Jo said...

Great post!

It's a bit different here in Vancouver. My daughter bought her house six years ago for $400,000 and it is now assessed at $800,000. It could actually sell for more. Canada's economy seems to be doing okay, for some strange reason. :-)

Gabbygeezer said...

Interesting post with good statistics. Your opinion that the housing market will improve in the U.S. is sound, but I think the improvement will be slow over a very long time unless we are silly enough to return to the same practices that created the latest bubble.

Allowing young folks to become home owners by granting big mortgages with no down, or very little down, was a huge mistake. Let's hope our lenders and politicians put that behind them and return to the "20 percent down" days. It will be tough medicine to swallow, but it needs to be taken.

Our housing profiteers--real estate agents and financial institutions--also need to realize that the whole game may have changed. Major corporate employers no longer provide any security for employees, and the employees return the favor with no loyalty to the companies. People are more mobile than in the past, and more likely to be empoyed in one place for a short time. That situation favors renting over owning.

Robert the Skeptic said...

I recently posted on my own blog about this very thing after I heard pop financial adviser, Suze Orman blather on national TV that she has completely reversed herself on the benefits of home ownership and things people are better off being renters!

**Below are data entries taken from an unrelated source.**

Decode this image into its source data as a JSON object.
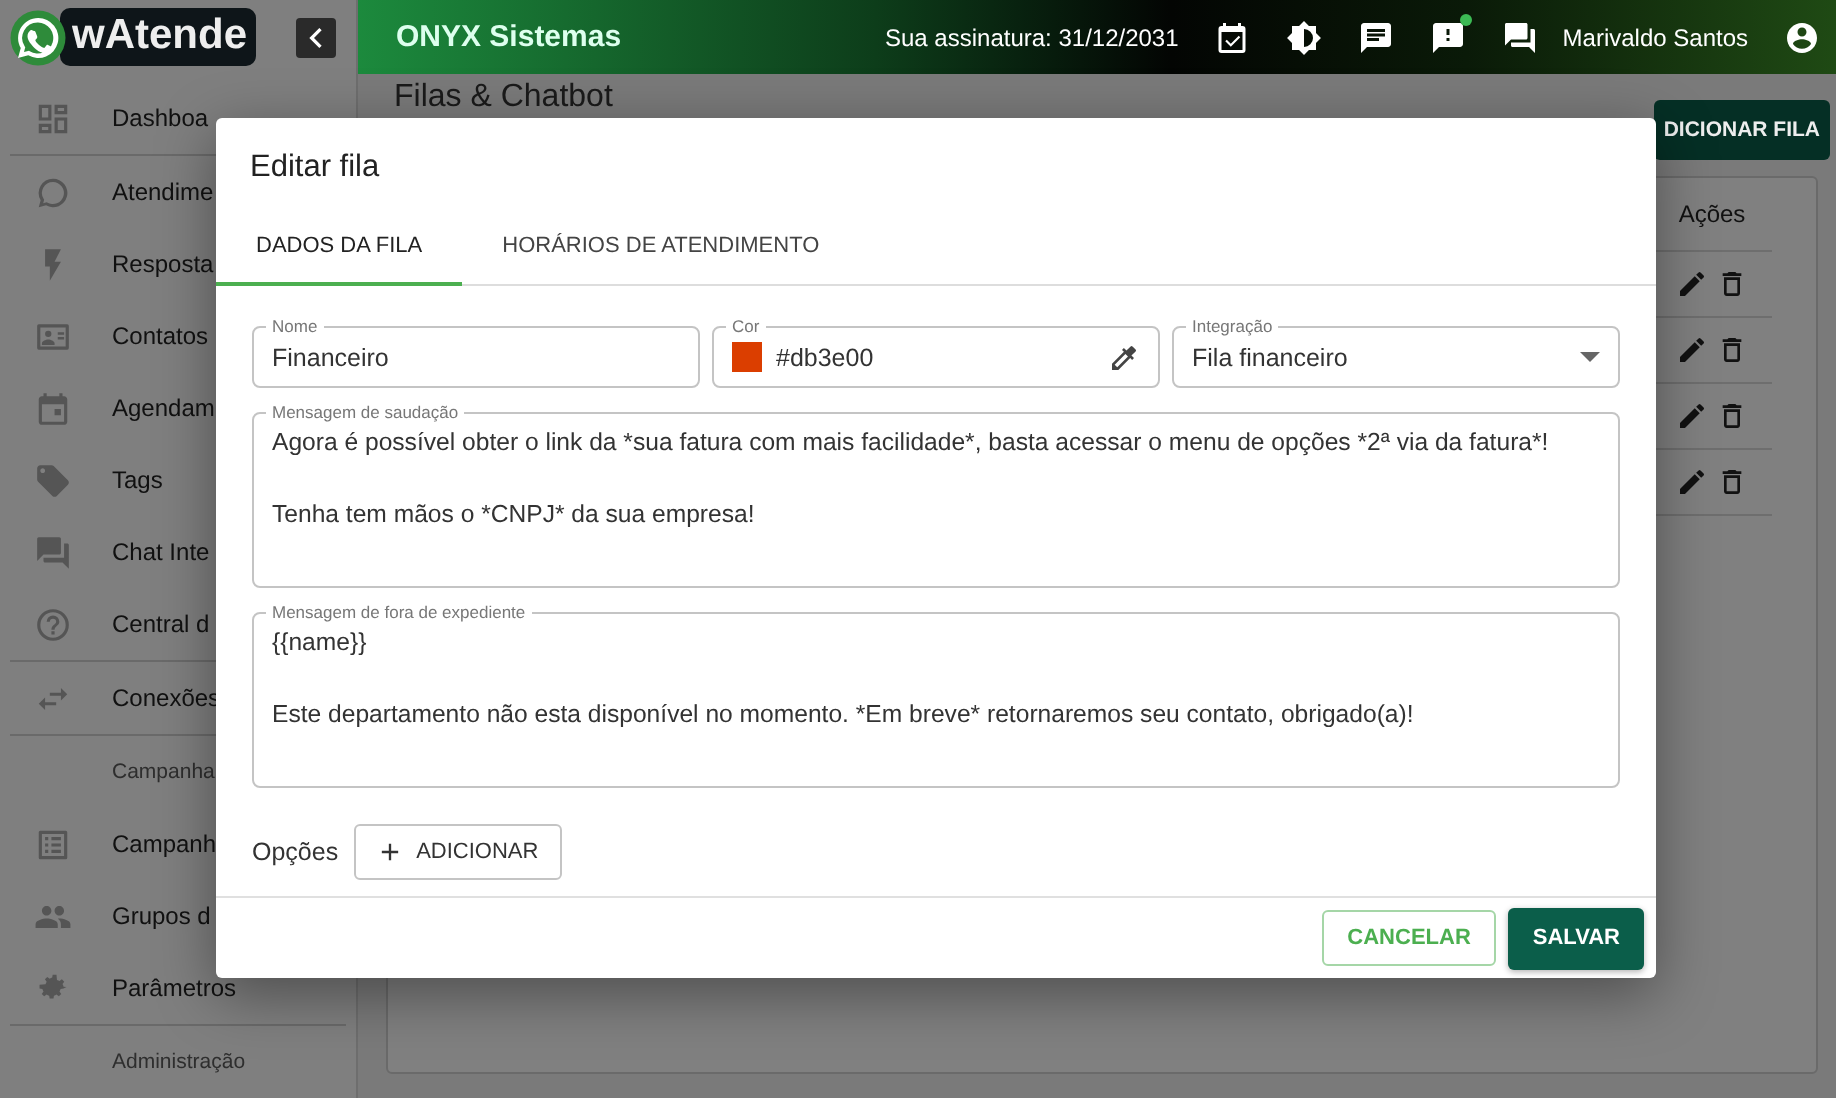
{
  "app": {
    "logo": "wAtende",
    "company": "ONYX Sistemas",
    "subscription": "Sua assinatura: 31/12/2031",
    "user": "Marivaldo Santos",
    "alerts_badge": true
  },
  "sidebar": {
    "items": [
      {
        "kind": "item",
        "label": "Dashboa"
      },
      {
        "kind": "divider"
      },
      {
        "kind": "item",
        "label": "Atendime"
      },
      {
        "kind": "item",
        "label": "Resposta"
      },
      {
        "kind": "item",
        "label": "Contatos"
      },
      {
        "kind": "item",
        "label": "Agendam"
      },
      {
        "kind": "item",
        "label": "Tags"
      },
      {
        "kind": "item",
        "label": "Chat Inte"
      },
      {
        "kind": "item",
        "label": "Central d"
      },
      {
        "kind": "divider"
      },
      {
        "kind": "item",
        "label": "Conexões"
      },
      {
        "kind": "divider"
      },
      {
        "kind": "header",
        "label": "Campanha"
      },
      {
        "kind": "item",
        "label": "Campanh"
      },
      {
        "kind": "item",
        "label": "Grupos d"
      },
      {
        "kind": "item",
        "label": "Parâmetros"
      },
      {
        "kind": "divider"
      },
      {
        "kind": "header",
        "label": "Administração"
      }
    ]
  },
  "page": {
    "title": "Filas & Chatbot",
    "add_button": "DICIONAR FILA",
    "actions_column": "Ações",
    "rows": [
      {
        "kind": "actions"
      },
      {
        "kind": "actions"
      },
      {
        "kind": "actions"
      },
      {
        "kind": "actions"
      }
    ]
  },
  "dialog": {
    "title": "Editar fila",
    "tabs": [
      {
        "label": "DADOS DA FILA",
        "selected": true
      },
      {
        "label": "HORÁRIOS DE ATENDIMENTO",
        "selected": false
      }
    ],
    "name": {
      "label": "Nome",
      "value": "Financeiro"
    },
    "color": {
      "label": "Cor",
      "value": "#db3e00",
      "color": "#db3e00"
    },
    "integration": {
      "label": "Integração",
      "value": "Fila financeiro"
    },
    "greeting": {
      "label": "Mensagem de saudação",
      "value": "Agora é possível obter o link da *sua fatura com mais facilidade*, basta acessar o menu de opções *2ª via da fatura*!\n\nTenha tem mãos o *CNPJ* da sua empresa!"
    },
    "off_hours": {
      "label": "Mensagem de fora de expediente",
      "value": "{{name}}\n\nEste departamento não esta disponível no momento. *Em breve* retornaremos seu contato, obrigado(a)!"
    },
    "options_label": "Opções",
    "add_option": "ADICIONAR",
    "buttons": [
      {
        "kind": "secondary",
        "label": "CANCELAR"
      },
      {
        "kind": "primary",
        "label": "SALVAR"
      }
    ]
  }
}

But then again I never thought her financial advice was worth crap.

Anonymous said...

I did very well with one house because I bought it for $175,000 and 10 years later, listed it for $615,000 and it sold for $612,500! Amazing. That was in 2005. And then I paid cash for my next house at $475,000, but if I were to list it now, it would be in the $280's. If what you are saying is correct, then it would behoove me to hang onto it for a few more years. I had it listed for 3 months recently, wanting to relocate and it didn't sell, so I'll hold off on my relocation plans and continue to visit where I wanted to move to to be near family. I'm only 58. I'm also contemplating renting it too, but to sell now when prices are bottoming out, just doesn't make sense, unless it were for some kind of an emergency. I visit my family 3x a year so that's working out pretty good for us.

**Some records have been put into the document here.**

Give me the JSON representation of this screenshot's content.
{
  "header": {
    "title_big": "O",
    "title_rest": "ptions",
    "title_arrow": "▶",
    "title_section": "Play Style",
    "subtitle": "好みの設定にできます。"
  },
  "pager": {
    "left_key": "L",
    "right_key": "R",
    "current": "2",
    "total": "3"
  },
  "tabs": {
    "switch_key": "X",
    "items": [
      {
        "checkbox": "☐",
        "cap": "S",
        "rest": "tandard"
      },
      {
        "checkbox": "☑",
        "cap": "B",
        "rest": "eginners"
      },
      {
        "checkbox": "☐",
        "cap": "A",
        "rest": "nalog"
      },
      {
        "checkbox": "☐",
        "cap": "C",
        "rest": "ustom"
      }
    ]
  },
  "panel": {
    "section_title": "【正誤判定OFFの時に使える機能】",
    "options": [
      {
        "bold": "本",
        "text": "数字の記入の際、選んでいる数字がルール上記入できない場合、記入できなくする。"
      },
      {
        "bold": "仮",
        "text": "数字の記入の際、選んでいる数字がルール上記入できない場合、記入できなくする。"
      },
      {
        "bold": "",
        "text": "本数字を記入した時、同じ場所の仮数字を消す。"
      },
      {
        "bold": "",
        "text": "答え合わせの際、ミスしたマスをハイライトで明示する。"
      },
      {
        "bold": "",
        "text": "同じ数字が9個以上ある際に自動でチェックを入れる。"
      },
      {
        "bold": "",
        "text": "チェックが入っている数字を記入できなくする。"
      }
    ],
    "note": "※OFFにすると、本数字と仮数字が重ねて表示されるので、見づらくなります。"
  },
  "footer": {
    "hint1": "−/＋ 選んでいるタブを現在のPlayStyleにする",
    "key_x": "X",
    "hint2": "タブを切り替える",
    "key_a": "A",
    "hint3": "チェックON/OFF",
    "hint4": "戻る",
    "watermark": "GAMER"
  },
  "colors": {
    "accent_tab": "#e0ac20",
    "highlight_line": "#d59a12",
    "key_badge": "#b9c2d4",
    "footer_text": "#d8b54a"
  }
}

Anonymous said...

With so many people unemployed across the nation, do you think it's possible to really have another housing boom?

Anonymous said...

Who is going to be able to afford a house? The way companies keep cutting wages and pocketing the profits, no one will ever be able to save enough for a down payment, let alone make enough for monthly payments, food and saving for their kids education. Look around. Most of the houses belong to middle-class blue and low level white collar workers. These are the people who work in gas stations, supermarkets, construction, and the such....jobs that no longer earn a livable income because the companies that they work for won't pay them an honest days wage and won't provide any health care. They take the profit and leave the government to pay for their welfare and health care with tax money that is non-existent because most people don't earn enough to pay taxes! If housing prices go up, who can afford it? The skilled worker? Who is that skilled worker? Look around most people aren't that "skilled" what ever that means. Until wages for the middle class rise or at least keep up with inflation, i.e. housing prices, very few people will be able to afford a house.